The dairy farming profitability equation is simple for Patrick Glass.
“The fewer cows we have to replace each year, the more profitable our business is,” the north-east Victorian Holstein breeder said.
“The more cows we get in calf each year, the more profitable our business is as well.”
For Patrick, the new traits released by DataGene in April will help with both business goals.
Patrick and his family milk about 550 cows at Gundowring in a seasonal calving system.
He’s hoping to use sires based on Australian short gestation data now the local industry has a breeding tool to help manage late-calving cows.
“Now we will have more trust in the claims made in Australia about gestation length,” he said.
“For us, in a seasonal calving situation, using shorter gestation length sires means cows inseminated in the last three weeks of artificial insemination have a better chance of getting in calf to AI next year.

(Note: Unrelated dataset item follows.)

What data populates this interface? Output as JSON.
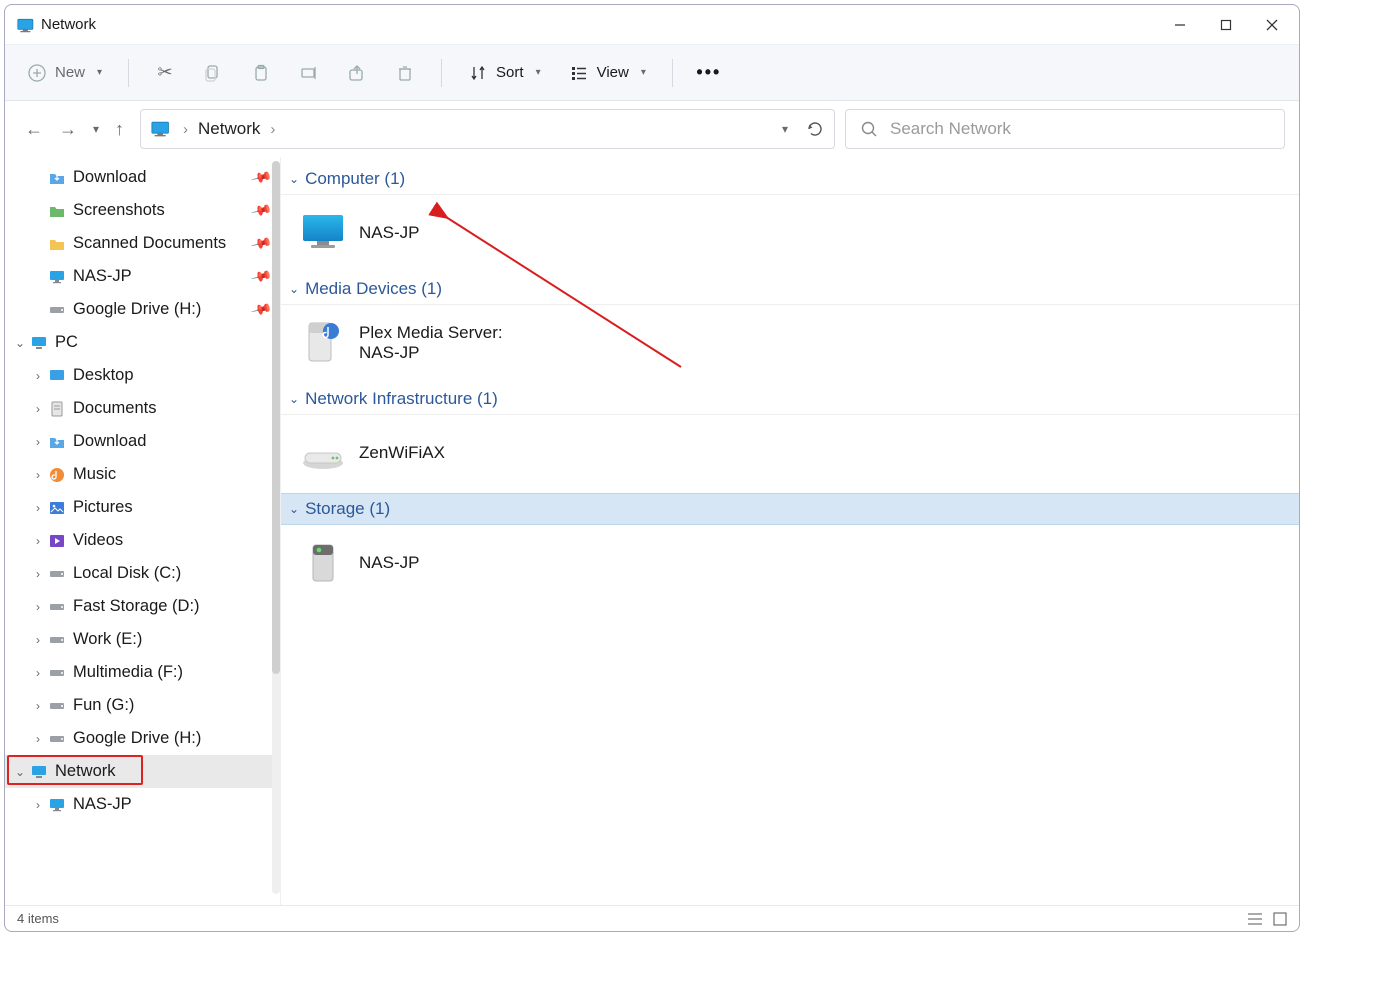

They will have another five to 10 days between calving and joining and this is a great animal welfare outcome.”
The Gestation Length ABV identifies bulls whose calves are born earlier than their expected due date.
A shorter gestation means cows calve earlier and are in-milk for more days before re-joining and this gives them more time to recover after calving.
With cow retention underpinning on-farm profitability, Patrick said improvements to the Type ABVs would also assist in breeding cows with better physical structures.
“The better structured cows, they last longer,” he said.